Release Date: 2003
Director: Peyton Reed
Why I picked this: Friends were in the middle of watching it and I joined in
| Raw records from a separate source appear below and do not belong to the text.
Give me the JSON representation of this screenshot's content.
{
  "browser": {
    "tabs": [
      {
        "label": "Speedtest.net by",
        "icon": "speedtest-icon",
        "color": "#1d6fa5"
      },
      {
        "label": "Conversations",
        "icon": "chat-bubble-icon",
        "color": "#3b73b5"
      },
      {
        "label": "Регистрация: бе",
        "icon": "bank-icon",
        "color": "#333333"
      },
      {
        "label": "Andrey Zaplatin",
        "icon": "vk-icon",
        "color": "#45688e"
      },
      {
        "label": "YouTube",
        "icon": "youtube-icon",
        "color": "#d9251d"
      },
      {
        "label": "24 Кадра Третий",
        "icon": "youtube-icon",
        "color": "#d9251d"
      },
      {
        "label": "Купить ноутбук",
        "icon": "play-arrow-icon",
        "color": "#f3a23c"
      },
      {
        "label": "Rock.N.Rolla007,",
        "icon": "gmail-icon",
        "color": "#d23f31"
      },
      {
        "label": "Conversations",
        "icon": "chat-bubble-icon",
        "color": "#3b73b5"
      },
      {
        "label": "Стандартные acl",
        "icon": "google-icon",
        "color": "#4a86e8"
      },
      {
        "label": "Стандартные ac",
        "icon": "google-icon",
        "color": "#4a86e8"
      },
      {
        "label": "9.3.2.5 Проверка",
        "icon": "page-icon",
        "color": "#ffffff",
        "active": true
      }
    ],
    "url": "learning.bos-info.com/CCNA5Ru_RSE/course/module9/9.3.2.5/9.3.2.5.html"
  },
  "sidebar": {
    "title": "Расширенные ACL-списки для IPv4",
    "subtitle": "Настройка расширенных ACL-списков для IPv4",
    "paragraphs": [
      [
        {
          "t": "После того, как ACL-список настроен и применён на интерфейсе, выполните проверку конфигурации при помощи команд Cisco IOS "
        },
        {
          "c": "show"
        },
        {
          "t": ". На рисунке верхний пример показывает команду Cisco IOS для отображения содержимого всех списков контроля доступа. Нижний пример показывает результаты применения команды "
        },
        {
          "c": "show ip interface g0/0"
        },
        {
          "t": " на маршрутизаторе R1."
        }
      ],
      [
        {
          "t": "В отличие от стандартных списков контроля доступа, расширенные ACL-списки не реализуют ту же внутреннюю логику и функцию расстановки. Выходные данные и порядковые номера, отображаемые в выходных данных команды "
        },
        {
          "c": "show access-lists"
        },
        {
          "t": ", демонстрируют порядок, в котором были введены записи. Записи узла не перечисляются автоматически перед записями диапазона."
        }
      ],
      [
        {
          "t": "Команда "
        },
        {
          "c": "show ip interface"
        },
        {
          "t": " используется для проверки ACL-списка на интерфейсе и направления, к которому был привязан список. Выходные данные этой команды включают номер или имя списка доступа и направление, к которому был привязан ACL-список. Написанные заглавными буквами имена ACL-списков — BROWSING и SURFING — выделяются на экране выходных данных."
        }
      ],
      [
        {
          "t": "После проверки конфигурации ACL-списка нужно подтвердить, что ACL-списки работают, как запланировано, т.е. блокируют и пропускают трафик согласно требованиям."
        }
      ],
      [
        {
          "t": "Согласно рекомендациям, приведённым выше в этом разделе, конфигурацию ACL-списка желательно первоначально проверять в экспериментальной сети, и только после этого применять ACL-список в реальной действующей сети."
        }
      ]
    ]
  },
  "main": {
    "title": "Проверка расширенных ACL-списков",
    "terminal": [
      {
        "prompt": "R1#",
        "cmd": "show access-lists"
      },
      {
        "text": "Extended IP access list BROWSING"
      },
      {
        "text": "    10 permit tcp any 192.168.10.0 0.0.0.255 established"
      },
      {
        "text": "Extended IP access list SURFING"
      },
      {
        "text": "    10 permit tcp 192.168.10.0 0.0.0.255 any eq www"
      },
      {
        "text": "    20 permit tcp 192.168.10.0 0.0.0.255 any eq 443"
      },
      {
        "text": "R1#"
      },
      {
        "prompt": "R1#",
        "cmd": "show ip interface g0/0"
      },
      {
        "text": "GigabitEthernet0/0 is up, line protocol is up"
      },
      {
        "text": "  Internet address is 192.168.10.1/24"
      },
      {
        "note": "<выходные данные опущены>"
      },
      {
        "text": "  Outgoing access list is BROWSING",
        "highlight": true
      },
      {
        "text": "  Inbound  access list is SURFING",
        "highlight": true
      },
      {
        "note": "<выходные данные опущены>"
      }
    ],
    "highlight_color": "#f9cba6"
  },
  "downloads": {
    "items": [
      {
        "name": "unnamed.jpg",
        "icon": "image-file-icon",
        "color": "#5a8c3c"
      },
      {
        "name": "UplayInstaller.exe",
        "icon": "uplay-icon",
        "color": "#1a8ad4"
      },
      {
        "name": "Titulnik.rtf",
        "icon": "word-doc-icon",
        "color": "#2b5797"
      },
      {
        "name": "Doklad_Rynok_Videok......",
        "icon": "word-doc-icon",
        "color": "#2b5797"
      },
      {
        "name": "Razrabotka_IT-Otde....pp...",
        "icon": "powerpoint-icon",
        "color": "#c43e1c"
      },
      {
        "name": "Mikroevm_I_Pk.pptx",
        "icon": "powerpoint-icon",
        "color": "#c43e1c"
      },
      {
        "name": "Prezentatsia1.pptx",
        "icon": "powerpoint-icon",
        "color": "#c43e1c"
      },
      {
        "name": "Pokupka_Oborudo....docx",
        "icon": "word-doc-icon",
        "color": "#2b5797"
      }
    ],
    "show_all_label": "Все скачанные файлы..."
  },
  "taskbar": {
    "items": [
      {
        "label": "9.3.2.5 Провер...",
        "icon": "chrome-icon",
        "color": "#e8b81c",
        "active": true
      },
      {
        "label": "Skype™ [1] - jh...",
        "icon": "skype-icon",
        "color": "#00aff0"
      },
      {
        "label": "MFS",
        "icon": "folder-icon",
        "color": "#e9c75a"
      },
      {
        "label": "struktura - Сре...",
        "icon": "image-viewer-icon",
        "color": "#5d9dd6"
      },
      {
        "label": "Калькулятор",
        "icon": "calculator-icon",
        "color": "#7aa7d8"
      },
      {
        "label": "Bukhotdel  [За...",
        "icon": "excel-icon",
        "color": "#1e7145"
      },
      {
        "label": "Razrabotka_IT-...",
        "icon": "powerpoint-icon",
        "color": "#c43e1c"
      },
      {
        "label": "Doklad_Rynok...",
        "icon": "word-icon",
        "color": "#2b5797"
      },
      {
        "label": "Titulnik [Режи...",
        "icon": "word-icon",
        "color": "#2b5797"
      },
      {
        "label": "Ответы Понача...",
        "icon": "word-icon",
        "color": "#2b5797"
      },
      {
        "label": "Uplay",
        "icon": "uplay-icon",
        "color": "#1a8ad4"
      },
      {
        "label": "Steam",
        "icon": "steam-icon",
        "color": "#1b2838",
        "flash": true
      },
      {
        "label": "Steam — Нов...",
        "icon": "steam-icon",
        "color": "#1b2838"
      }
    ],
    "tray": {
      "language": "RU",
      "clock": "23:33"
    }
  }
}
Having never heard of this movie before watching it, I had no clue what to expect when I jumped into it. However, thanks to the movie’s musical score, colorful sets and costumes, and overall amazing production design, I was instantly sucked into the 1960s, or at least a quirky comedy movie made in the 1960s. The themes of love and feminism are demonstrated by Renée Zellweger’s character Barbara Novak, the author of a book called “Down with Love,” teaching women to enjoy sex without commitment and falling in love. Magazine writer and womanizer Catcher Block, played by Ewan McGregor, seeks to prove Novak to be the same as every other woman by attempting to attract her under the fictional identity of “Zip Martin” (featuring McGregor’s same fake southern from “Big Fish”). David Hyde Pierce portrays Block’s awkward and meek boss, as he attempts to start a relationship with Novak’s editor, played by Sarah Paulson. While Pierce is likable, I cared little about his subplot. As mentioned, the score really gets you into the mood, and the performances from the two leads are energetic and quirky. It might be too much for some moviegoers, but there’s definitely some charm to this caricature of the 1960s. Zellweger probably gives the best performance, and has a large chunk of revealing dialogue at the end that is greatly delivered. The dialogue overall is well crafted, featuring double entendres reminiscent of ones in early sex comedies. However, something happens near the end of the story that at first confused me, and for the rest of the movie, it is difficult to pinpoint the motivations and the thoughts of the characters. Their actions made little sense to me, and I found the last ten minutes or so to be dragging. By the time the movie ended, I was confused on what the movie was trying to say.
The movie’s quirkiness may be too much for some people, but it is unmistakably well made due to its visual elements, music, and dialogue. However, the story falls apart near the end.